Published in The Express Tribune, May 27th, 2013
By Umer Farooq Published: May 27, 2013
Dr Muhammad Zafar said his department has received reports of patients refusing the treatment from hospitals in Mardan, Abbottabad and a few other districts. PHOTO: FILE
PESHAWAR: The number of patients visiting government-run hospitals to avail free treatment for hepatitis C has decreased slightly after the procurement of substandard hepatitis C curing interferon injections became known to the public.
“People have been reading newspapers and are now reluctant to get free medication for hepatitis C virus (HCV) treatment,” said a doctor treating HCV patients at the Lady Reading Hospital (LRH).
He said patients are fearful they might die of the free treatment as the Anti-Corruption Establishment (ACE) team probing the incident had confirmed the death of seven people after the use of the spurious medication. “The patients prefer to get treatment at private hospitals rather than visiting state-run establishments,” he added.
On the other hand, Dr Amir Ghaffur, another doctor treating HCV patients at the LRH, begs to differ.
“We continue to run this programme. Patients visit the out-patient department and I don’t think their numbers have reduced,” he claimed.
However, Director General Health Khyber-Pakhtunkhwa (K-P) Dr Muhammad Zafar said his department has received reports of patients refusing the treatment from hospitals in Mardan, Abbottabad and a few other districts.
The managements of these hospitals have complained that the patients are afraid of getting free HCV treatment.
Zafar further added the health department had bought a new stock of HCV curing injections from another company and 95,000 vials, tested by the Central Drug Laboratory Islamabad, were available with it.
“Patients should not refuse the medication anymore. I have talked to the health secretary and will convene a meeting on Monday (today) to discuss the issue further,” Zafar informed. “We will request the media to highlight the current situation in the same manner as it did when the scam surfaced,” he added.
The issue of procurement of substandard interferon injections by the K-P Health Department came to light on February 6 when the Peshawar High Court (PHC) took notice of the supply of bogus medicines to public hospitals and directed the ACE to probe the issue and arrest all those involved.
“You are playing with the lives of underprivileged people.
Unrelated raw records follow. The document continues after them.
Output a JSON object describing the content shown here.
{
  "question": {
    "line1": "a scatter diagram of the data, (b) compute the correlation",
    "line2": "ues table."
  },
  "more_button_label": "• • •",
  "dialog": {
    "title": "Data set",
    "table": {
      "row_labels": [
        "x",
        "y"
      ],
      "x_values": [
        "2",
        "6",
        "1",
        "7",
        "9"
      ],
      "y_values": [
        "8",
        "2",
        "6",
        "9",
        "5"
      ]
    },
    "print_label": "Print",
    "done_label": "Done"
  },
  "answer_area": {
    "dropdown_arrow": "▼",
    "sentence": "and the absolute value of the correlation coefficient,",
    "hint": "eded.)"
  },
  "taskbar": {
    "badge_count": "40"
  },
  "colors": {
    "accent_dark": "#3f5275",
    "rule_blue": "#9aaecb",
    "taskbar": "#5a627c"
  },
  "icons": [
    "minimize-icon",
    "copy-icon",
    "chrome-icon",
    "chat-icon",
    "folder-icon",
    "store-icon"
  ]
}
Those involved need to be hanged publically,” PHC Chief Justice Dost (CJ) Muhammad Khan was quoted as telling health department officials during a case hearing of the Rs250 million scam.
The ACE’s probe led to the arrest of four K-P health officials including the then DG Health Dr Shareef Ahmad, former hepatitis C control programme project director Ghulam Subhani and a storekeeper identified as Mubarak Shah.
Another suspect, former DG Health Dr Muhammad Ali Chohan managed to obtain pre-arrest bail and tried to confirm his bail. However, his pre-arrest bail was not extended by Justice Khan and Chohan was arrested from the court room on May 24.
Published in The Express Tribune, May 27th, 2013.